##### RECORDS TO USE #####

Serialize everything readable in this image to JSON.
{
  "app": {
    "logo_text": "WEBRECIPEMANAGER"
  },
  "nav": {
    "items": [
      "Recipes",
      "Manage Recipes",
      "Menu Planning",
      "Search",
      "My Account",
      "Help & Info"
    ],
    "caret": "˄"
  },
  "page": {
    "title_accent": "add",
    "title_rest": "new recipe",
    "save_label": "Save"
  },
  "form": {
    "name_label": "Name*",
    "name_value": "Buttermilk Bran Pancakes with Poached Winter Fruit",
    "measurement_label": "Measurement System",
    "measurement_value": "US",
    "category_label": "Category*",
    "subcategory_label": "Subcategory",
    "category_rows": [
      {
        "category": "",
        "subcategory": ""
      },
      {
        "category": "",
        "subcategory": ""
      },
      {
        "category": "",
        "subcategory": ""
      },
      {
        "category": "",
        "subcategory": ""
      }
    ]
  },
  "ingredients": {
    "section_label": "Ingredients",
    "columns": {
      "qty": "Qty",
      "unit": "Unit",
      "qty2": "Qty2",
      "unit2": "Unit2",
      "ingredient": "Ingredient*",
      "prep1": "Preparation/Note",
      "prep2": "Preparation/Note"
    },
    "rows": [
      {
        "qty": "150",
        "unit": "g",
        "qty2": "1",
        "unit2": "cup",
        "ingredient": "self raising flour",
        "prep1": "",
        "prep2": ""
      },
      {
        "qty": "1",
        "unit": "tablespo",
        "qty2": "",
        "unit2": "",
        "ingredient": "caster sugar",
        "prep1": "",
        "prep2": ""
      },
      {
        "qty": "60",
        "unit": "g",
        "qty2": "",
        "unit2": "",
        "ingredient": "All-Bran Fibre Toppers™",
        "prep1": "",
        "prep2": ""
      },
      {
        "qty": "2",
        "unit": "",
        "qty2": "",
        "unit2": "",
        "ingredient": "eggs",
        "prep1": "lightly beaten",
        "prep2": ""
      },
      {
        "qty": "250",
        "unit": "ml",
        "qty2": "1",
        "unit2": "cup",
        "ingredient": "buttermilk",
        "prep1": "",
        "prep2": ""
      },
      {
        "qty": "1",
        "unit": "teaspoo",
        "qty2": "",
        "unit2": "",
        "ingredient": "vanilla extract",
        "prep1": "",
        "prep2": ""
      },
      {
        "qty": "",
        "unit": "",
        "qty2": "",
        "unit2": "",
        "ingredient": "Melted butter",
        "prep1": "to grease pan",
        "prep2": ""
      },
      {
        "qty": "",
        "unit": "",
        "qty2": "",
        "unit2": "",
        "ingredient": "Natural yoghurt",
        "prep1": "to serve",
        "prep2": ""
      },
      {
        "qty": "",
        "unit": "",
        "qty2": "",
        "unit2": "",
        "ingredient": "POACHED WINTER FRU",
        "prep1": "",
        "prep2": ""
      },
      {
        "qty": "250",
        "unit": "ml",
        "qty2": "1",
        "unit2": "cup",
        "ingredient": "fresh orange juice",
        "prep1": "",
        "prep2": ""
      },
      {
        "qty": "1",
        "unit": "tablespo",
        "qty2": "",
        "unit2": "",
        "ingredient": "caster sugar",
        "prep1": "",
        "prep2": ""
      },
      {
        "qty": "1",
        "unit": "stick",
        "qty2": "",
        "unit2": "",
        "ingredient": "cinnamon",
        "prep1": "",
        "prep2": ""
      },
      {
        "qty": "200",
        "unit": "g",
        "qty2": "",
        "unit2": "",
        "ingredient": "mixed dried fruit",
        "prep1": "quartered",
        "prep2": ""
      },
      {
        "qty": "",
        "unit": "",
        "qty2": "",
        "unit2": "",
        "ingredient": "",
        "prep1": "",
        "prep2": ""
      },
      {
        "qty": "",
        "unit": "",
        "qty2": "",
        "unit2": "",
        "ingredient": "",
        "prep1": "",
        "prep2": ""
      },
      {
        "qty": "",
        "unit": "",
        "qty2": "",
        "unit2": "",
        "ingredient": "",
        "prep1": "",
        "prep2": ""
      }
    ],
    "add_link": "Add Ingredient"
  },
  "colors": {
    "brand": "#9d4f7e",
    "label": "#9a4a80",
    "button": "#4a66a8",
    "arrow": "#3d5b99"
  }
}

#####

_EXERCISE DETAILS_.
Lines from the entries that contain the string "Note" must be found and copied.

_OUTPUT_.
      "prep1": "Preparation/Note",
      "prep2": "Preparation/Note"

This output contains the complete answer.